Given entries »
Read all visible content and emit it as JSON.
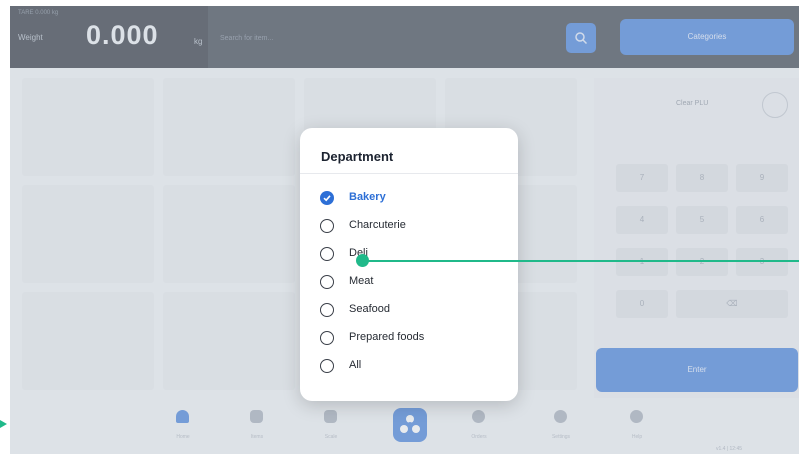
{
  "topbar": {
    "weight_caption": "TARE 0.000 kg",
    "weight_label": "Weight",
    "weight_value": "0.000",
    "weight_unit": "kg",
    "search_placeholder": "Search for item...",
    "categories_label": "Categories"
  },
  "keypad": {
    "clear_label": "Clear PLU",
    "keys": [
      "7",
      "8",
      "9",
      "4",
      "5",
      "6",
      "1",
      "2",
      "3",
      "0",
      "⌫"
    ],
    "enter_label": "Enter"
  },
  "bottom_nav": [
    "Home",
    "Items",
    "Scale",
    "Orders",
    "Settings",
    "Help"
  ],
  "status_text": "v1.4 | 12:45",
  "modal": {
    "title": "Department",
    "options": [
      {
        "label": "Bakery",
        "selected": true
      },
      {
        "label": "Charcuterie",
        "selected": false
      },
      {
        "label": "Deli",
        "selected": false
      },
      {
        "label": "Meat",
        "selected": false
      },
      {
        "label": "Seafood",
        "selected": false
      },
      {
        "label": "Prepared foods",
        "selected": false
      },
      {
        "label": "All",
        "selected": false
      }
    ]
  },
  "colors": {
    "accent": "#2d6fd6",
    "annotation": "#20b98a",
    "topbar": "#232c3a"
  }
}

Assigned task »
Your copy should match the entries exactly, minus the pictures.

Answer »
Read all visible content and emit it as JSON.
{
  "topbar": {
    "weight_caption": "TARE 0.000 kg",
    "weight_label": "Weight",
    "weight_value": "0.000",
    "weight_unit": "kg",
    "search_placeholder": "Search for item...",
    "categories_label": "Categories"
  },
  "keypad": {
    "clear_label": "Clear PLU",
    "keys": [
      "7",
      "8",
      "9",
      "4",
      "5",
      "6",
      "1",
      "2",
      "3",
      "0",
      "⌫"
    ],
    "enter_label": "Enter"
  },
  "bottom_nav": [
    "Home",
    "Items",
    "Scale",
    "Orders",
    "Settings",
    "Help"
  ],
  "status_text": "v1.4 | 12:45",
  "modal": {
    "title": "Department",
    "options": [
      {
        "label": "Bakery",
        "selected": true
      },
      {
        "label": "Charcuterie",
        "selected": false
      },
      {
        "label": "Deli",
        "selected": false
      },
      {
        "label": "Meat",
        "selected": false
      },
      {
        "label": "Seafood",
        "selected": false
      },
      {
        "label": "Prepared foods",
        "selected": false
      },
      {
        "label": "All",
        "selected": false
      }
    ]
  },
  "colors": {
    "accent": "#2d6fd6",
    "annotation": "#20b98a",
    "topbar": "#232c3a"
  }
}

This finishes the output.